YOUR INSTRUCTIONS
I need the entries printed again word for word, without the images.

[Data records for software interfaces]
= = =

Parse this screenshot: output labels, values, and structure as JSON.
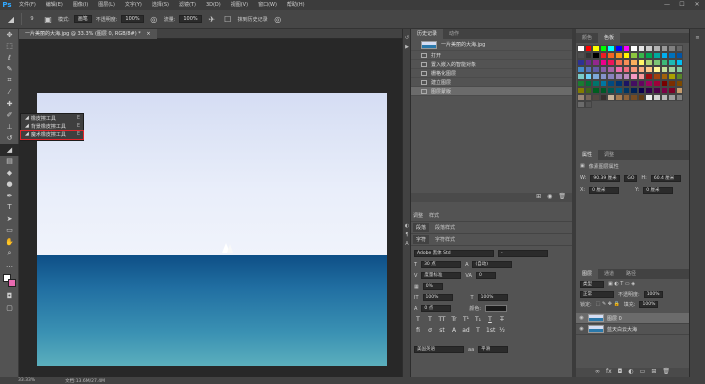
{
  "app": {
    "logo": "Ps"
  },
  "menu": [
    "文件(F)",
    "编辑(E)",
    "图像(I)",
    "图层(L)",
    "文字(Y)",
    "选择(S)",
    "滤镜(T)",
    "3D(D)",
    "视图(V)",
    "窗口(W)",
    "帮助(H)"
  ],
  "window_controls": [
    "—",
    "☐",
    "✕"
  ],
  "options": {
    "tool_icon": "eraser-icon",
    "size_value": "9",
    "mode_label": "模式:",
    "mode_value": "画笔",
    "opacity_label": "不透明度:",
    "opacity_value": "100%",
    "flow_label": "流量:",
    "flow_value": "100%",
    "erase_history_label": "抹到历史记录"
  },
  "document": {
    "tab_title": "一片美丽的大海.jpg @ 33.3% (图层 0, RGB/8#) *",
    "tab_close": "×"
  },
  "tools": [
    "move-icon",
    "marquee-icon",
    "lasso-icon",
    "quick-select-icon",
    "crop-icon",
    "eyedropper-icon",
    "healing-icon",
    "brush-icon",
    "clone-stamp-icon",
    "history-brush-icon",
    "eraser-icon",
    "gradient-icon",
    "blur-icon",
    "dodge-icon",
    "pen-icon",
    "type-icon",
    "path-select-icon",
    "rectangle-icon",
    "hand-icon",
    "zoom-icon",
    "more-icon"
  ],
  "flyout": {
    "items": [
      {
        "label": "橡皮擦工具",
        "shortcut": "E"
      },
      {
        "label": "背景橡皮擦工具",
        "shortcut": "E"
      },
      {
        "label": "魔术橡皮擦工具",
        "shortcut": "E"
      }
    ]
  },
  "status": {
    "zoom": "33.33%",
    "doc_info": "文档:13.6M/27.4M"
  },
  "history": {
    "tabs": [
      "历史记录",
      "动作"
    ],
    "snapshot": "一片美丽的大海.jpg",
    "items": [
      "打开",
      "置入嵌入的智能对象",
      "栅格化图层",
      "建立图层",
      "图层蒙版"
    ]
  },
  "mini_panels": {
    "adjust_tab": "调整",
    "styles_tab": "样式",
    "glyphs_tab": "字形",
    "paragraph_tab": "段落",
    "paragraph_tag": "段落样式",
    "character_tab": "字符",
    "char_style_tag": "字符样式"
  },
  "character": {
    "font_family": "Adobe 黑体 Std",
    "font_style": "-",
    "size": "30 点",
    "leading": "(自动)",
    "kerning": "度量标准",
    "tracking": "0",
    "scale_v": "100%",
    "scale_h": "100%",
    "baseline": "0 点",
    "color_label": "颜色:",
    "format_buttons": [
      "T",
      "T",
      "TT",
      "Tr",
      "T¹",
      "T₁",
      "T",
      "T̶"
    ],
    "opentype_buttons": [
      "fi",
      "ơ",
      "st",
      "A",
      "ad",
      "T",
      "1st",
      "½"
    ],
    "language": "美国英语",
    "aa_label": "aa",
    "antialias": "平滑"
  },
  "swatches": {
    "tabs": [
      "颜色",
      "色板"
    ],
    "colors": [
      "#ffffff",
      "#ff0000",
      "#ffff00",
      "#00ff00",
      "#00ffff",
      "#0000ff",
      "#ff00ff",
      "#ffffff",
      "#e6e6e6",
      "#cccccc",
      "#b3b3b3",
      "#999999",
      "#808080",
      "#666666",
      "#4d4d4d",
      "#333333",
      "#000000",
      "#ee1d24",
      "#f26522",
      "#f7941d",
      "#fff200",
      "#8dc63f",
      "#39b54a",
      "#00a651",
      "#00a99d",
      "#00aeef",
      "#0072bc",
      "#0054a6",
      "#2e3192",
      "#662d91",
      "#92278f",
      "#ec008c",
      "#ed145b",
      "#f26c4f",
      "#f68e56",
      "#fbaf5d",
      "#fff568",
      "#acd373",
      "#7cc576",
      "#3cb878",
      "#1cbbb4",
      "#00bff3",
      "#448ccb",
      "#5674b9",
      "#605ca8",
      "#8560a8",
      "#a864a8",
      "#f06eaa",
      "#f26d7d",
      "#f7977a",
      "#f9ad81",
      "#fdc689",
      "#fff79a",
      "#c4df9b",
      "#a3d39c",
      "#82ca9d",
      "#7accc8",
      "#6dcff6",
      "#7ea7d8",
      "#8493ca",
      "#8882be",
      "#a187be",
      "#bc8dbf",
      "#f49ac2",
      "#f5989d",
      "#9e0b0f",
      "#a0410d",
      "#a36209",
      "#aba000",
      "#598527",
      "#1a7b30",
      "#007236",
      "#00746b",
      "#0076a3",
      "#004a80",
      "#003471",
      "#1b1464",
      "#440e62",
      "#630460",
      "#9e005d",
      "#9e0039",
      "#790000",
      "#7b2e00",
      "#7d4900",
      "#827b00",
      "#406618",
      "#005e20",
      "#005826",
      "#005952",
      "#005b7f",
      "#003663",
      "#002157",
      "#0d004c",
      "#32004b",
      "#4b0049",
      "#7b0046",
      "#7a0026",
      "#c69c6d",
      "#998675",
      "#736357",
      "#534741",
      "#37302d",
      "#c7b299",
      "#a67c52",
      "#8c6239",
      "#754c24",
      "#603913",
      "#ebebeb",
      "#d4d4d4",
      "#bababa",
      "#9e9e9e",
      "#828282",
      "#6b6b6b",
      "#545454"
    ]
  },
  "properties": {
    "tabs": [
      "属性",
      "调整"
    ],
    "title": "像素图层属性",
    "w_label": "W:",
    "w_value": "90.39 厘米",
    "go_label": "GO",
    "h_label": "H:",
    "h_value": "60.4 厘米",
    "x_label": "X:",
    "x_value": "0 厘米",
    "y_label": "Y:",
    "y_value": "0 厘米"
  },
  "layers": {
    "tabs": [
      "图层",
      "通道",
      "路径"
    ],
    "filter_kind": "类型",
    "blend_mode": "正常",
    "opacity_label": "不透明度:",
    "opacity_value": "100%",
    "lock_label": "锁定:",
    "fill_label": "填充:",
    "fill_value": "100%",
    "items": [
      {
        "name": "图层 0",
        "active": true
      },
      {
        "name": "蓝天白云大海",
        "active": false
      }
    ]
  }
}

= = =

RESPONSE TO THIS EXERCISE
Parse this screenshot: output labels, values, and structure as JSON.
{
  "app": {
    "logo": "Ps"
  },
  "menu": [
    "文件(F)",
    "编辑(E)",
    "图像(I)",
    "图层(L)",
    "文字(Y)",
    "选择(S)",
    "滤镜(T)",
    "3D(D)",
    "视图(V)",
    "窗口(W)",
    "帮助(H)"
  ],
  "window_controls": [
    "—",
    "☐",
    "✕"
  ],
  "options": {
    "tool_icon": "eraser-icon",
    "size_value": "9",
    "mode_label": "模式:",
    "mode_value": "画笔",
    "opacity_label": "不透明度:",
    "opacity_value": "100%",
    "flow_label": "流量:",
    "flow_value": "100%",
    "erase_history_label": "抹到历史记录"
  },
  "document": {
    "tab_title": "一片美丽的大海.jpg @ 33.3% (图层 0, RGB/8#) *",
    "tab_close": "×"
  },
  "tools": [
    "move-icon",
    "marquee-icon",
    "lasso-icon",
    "quick-select-icon",
    "crop-icon",
    "eyedropper-icon",
    "healing-icon",
    "brush-icon",
    "clone-stamp-icon",
    "history-brush-icon",
    "eraser-icon",
    "gradient-icon",
    "blur-icon",
    "dodge-icon",
    "pen-icon",
    "type-icon",
    "path-select-icon",
    "rectangle-icon",
    "hand-icon",
    "zoom-icon",
    "more-icon"
  ],
  "flyout": {
    "items": [
      {
        "label": "橡皮擦工具",
        "shortcut": "E"
      },
      {
        "label": "背景橡皮擦工具",
        "shortcut": "E"
      },
      {
        "label": "魔术橡皮擦工具",
        "shortcut": "E"
      }
    ]
  },
  "status": {
    "zoom": "33.33%",
    "doc_info": "文档:13.6M/27.4M"
  },
  "history": {
    "tabs": [
      "历史记录",
      "动作"
    ],
    "snapshot": "一片美丽的大海.jpg",
    "items": [
      "打开",
      "置入嵌入的智能对象",
      "栅格化图层",
      "建立图层",
      "图层蒙版"
    ]
  },
  "mini_panels": {
    "adjust_tab": "调整",
    "styles_tab": "样式",
    "glyphs_tab": "字形",
    "paragraph_tab": "段落",
    "paragraph_tag": "段落样式",
    "character_tab": "字符",
    "char_style_tag": "字符样式"
  },
  "character": {
    "font_family": "Adobe 黑体 Std",
    "font_style": "-",
    "size": "30 点",
    "leading": "(自动)",
    "kerning": "度量标准",
    "tracking": "0",
    "scale_v": "100%",
    "scale_h": "100%",
    "baseline": "0 点",
    "color_label": "颜色:",
    "format_buttons": [
      "T",
      "T",
      "TT",
      "Tr",
      "T¹",
      "T₁",
      "T",
      "T̶"
    ],
    "opentype_buttons": [
      "fi",
      "ơ",
      "st",
      "A",
      "ad",
      "T",
      "1st",
      "½"
    ],
    "language": "美国英语",
    "aa_label": "aa",
    "antialias": "平滑"
  },
  "swatches": {
    "tabs": [
      "颜色",
      "色板"
    ],
    "colors": [
      "#ffffff",
      "#ff0000",
      "#ffff00",
      "#00ff00",
      "#00ffff",
      "#0000ff",
      "#ff00ff",
      "#ffffff",
      "#e6e6e6",
      "#cccccc",
      "#b3b3b3",
      "#999999",
      "#808080",
      "#666666",
      "#4d4d4d",
      "#333333",
      "#000000",
      "#ee1d24",
      "#f26522",
      "#f7941d",
      "#fff200",
      "#8dc63f",
      "#39b54a",
      "#00a651",
      "#00a99d",
      "#00aeef",
      "#0072bc",
      "#0054a6",
      "#2e3192",
      "#662d91",
      "#92278f",
      "#ec008c",
      "#ed145b",
      "#f26c4f",
      "#f68e56",
      "#fbaf5d",
      "#fff568",
      "#acd373",
      "#7cc576",
      "#3cb878",
      "#1cbbb4",
      "#00bff3",
      "#448ccb",
      "#5674b9",
      "#605ca8",
      "#8560a8",
      "#a864a8",
      "#f06eaa",
      "#f26d7d",
      "#f7977a",
      "#f9ad81",
      "#fdc689",
      "#fff79a",
      "#c4df9b",
      "#a3d39c",
      "#82ca9d",
      "#7accc8",
      "#6dcff6",
      "#7ea7d8",
      "#8493ca",
      "#8882be",
      "#a187be",
      "#bc8dbf",
      "#f49ac2",
      "#f5989d",
      "#9e0b0f",
      "#a0410d",
      "#a36209",
      "#aba000",
      "#598527",
      "#1a7b30",
      "#007236",
      "#00746b",
      "#0076a3",
      "#004a80",
      "#003471",
      "#1b1464",
      "#440e62",
      "#630460",
      "#9e005d",
      "#9e0039",
      "#790000",
      "#7b2e00",
      "#7d4900",
      "#827b00",
      "#406618",
      "#005e20",
      "#005826",
      "#005952",
      "#005b7f",
      "#003663",
      "#002157",
      "#0d004c",
      "#32004b",
      "#4b0049",
      "#7b0046",
      "#7a0026",
      "#c69c6d",
      "#998675",
      "#736357",
      "#534741",
      "#37302d",
      "#c7b299",
      "#a67c52",
      "#8c6239",
      "#754c24",
      "#603913",
      "#ebebeb",
      "#d4d4d4",
      "#bababa",
      "#9e9e9e",
      "#828282",
      "#6b6b6b",
      "#545454"
    ]
  },
  "properties": {
    "tabs": [
      "属性",
      "调整"
    ],
    "title": "像素图层属性",
    "w_label": "W:",
    "w_value": "90.39 厘米",
    "go_label": "GO",
    "h_label": "H:",
    "h_value": "60.4 厘米",
    "x_label": "X:",
    "x_value": "0 厘米",
    "y_label": "Y:",
    "y_value": "0 厘米"
  },
  "layers": {
    "tabs": [
      "图层",
      "通道",
      "路径"
    ],
    "filter_kind": "类型",
    "blend_mode": "正常",
    "opacity_label": "不透明度:",
    "opacity_value": "100%",
    "lock_label": "锁定:",
    "fill_label": "填充:",
    "fill_value": "100%",
    "items": [
      {
        "name": "图层 0",
        "active": true
      },
      {
        "name": "蓝天白云大海",
        "active": false
      }
    ]
  }
}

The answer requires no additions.